"For instance the attacks on civil society are making the space for women to protect or support other women much weaker."
As the allegations of the Fairmount incident was going viral, Egyptian authorities insisted prosecution will take place against perpetrators. Egyptian officials, however, not only arrested suspects but detained witnesses, with some still being held in prison.
Begum describes this as a "dichotomy of a messaging, saying that they take sexual harassment seriously but at the same time, they want to undermine a very high-profile case and I will go after the very witnesses who came forward."
During the pandemic in the summer, Egyptian authorities began arresting a string of women and girls who had large platforms on the social media app Tik Tok, charging them for "immoral behaviour."
|During the pandemic in the summer, Egyptian authorities began arresting a string of women and girls who had large platforms on the social media app Tik Tok, charging them for 'immoral behaviour'|
Begum described the crack down as "going after women from lower socioeconomic classes" meanwhile depicting the government as "anything but a defender of women's rights. They are the ones going after and attacking women if anything."
What has changed since the #MeToo movement in Iran, is the recent approval of a 58-article bill to protect women in the country against domestic violence and other forms of violence.
The bill has been welcomed as a sign on the government's behalf putting forward protective mechanisms for women. On the other hand, the bill has its shortcomings, particularly as it does not criminalise marital rape and child marriages.
Begum says Iran's death penalty as a punishment for rape also remains a problem since it deters women from coming forward.
"Knowing that if they bring the case forward, they could potentially have someone executed and not many women want to do that," she says.
The criminalisation of pre-marital sex, however, acts as a deterrent for some women, in not only Iran but other parts of the region, when it comes to reporting rape allegations.
"Women who may be willing to still report the rape are in a problematic position where they could find themselves being accused of having an illicit relationship or having sex outside of marriage. And, this is not just the case in Iran. This is a case also in many parts of the Gulf region, where sex outside of marriage is criminalised.
"Once you criminalise something like that you put rape victims, and assault victims at risk of being prosecuted when they've come forward to report the rape. The reporting or rape itself, acts as an admission of sex taking place. And so, it acts as a confession in a sense and is used against them," Begum tells The New Arab.
Women from the region remain constrained by discriminatory legal frameworks, and the social media campaigns they have led during the pandemic has highlighted just that.
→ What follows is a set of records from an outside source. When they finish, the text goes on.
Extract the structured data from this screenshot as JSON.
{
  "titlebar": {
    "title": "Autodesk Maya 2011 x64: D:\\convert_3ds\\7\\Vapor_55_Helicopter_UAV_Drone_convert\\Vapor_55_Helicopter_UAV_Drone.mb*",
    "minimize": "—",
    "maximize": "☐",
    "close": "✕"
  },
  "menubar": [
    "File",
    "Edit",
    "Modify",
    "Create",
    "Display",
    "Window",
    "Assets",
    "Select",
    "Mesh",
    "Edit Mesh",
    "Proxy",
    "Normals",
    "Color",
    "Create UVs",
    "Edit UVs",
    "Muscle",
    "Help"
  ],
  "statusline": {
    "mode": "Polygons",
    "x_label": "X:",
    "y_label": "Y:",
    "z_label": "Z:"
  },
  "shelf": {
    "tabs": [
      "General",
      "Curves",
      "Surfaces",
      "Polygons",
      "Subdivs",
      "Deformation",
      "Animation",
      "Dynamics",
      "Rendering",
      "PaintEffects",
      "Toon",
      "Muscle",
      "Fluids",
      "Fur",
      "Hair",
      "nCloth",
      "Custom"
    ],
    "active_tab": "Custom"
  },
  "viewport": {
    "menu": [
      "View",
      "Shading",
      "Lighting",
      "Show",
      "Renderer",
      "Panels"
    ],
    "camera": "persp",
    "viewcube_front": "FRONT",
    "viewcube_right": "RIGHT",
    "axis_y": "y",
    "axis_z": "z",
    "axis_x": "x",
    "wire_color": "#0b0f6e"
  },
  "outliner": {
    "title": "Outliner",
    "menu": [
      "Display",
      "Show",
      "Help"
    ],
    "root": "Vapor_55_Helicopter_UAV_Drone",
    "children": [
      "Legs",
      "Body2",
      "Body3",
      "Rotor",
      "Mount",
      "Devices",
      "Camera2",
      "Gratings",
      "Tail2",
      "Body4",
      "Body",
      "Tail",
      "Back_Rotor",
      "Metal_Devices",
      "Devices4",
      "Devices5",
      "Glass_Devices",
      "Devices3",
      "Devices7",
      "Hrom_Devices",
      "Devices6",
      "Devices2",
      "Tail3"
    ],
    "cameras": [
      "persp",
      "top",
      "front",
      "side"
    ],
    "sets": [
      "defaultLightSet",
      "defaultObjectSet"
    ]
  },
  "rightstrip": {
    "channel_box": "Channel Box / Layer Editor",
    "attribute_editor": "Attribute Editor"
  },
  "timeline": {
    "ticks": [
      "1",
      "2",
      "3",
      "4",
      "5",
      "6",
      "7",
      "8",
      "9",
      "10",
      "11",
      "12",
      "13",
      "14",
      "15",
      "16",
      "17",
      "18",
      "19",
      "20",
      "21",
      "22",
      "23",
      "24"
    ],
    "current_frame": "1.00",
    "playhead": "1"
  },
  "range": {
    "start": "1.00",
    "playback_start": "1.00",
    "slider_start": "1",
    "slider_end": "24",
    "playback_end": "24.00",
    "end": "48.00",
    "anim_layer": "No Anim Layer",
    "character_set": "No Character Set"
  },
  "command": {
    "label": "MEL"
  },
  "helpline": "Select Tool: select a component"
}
"Until MENA governments cease to promote a culture of victim-blaming, police women's bodies and behaviours, prosecute women for exercising their human rights and prioritise women's rights, violence will remain a daily reality for many women and girls across the region," Hashash says.
Maedeh Sharifi is an Iranian-Arab journalist and writer with an interest in international relations and the Middle East region.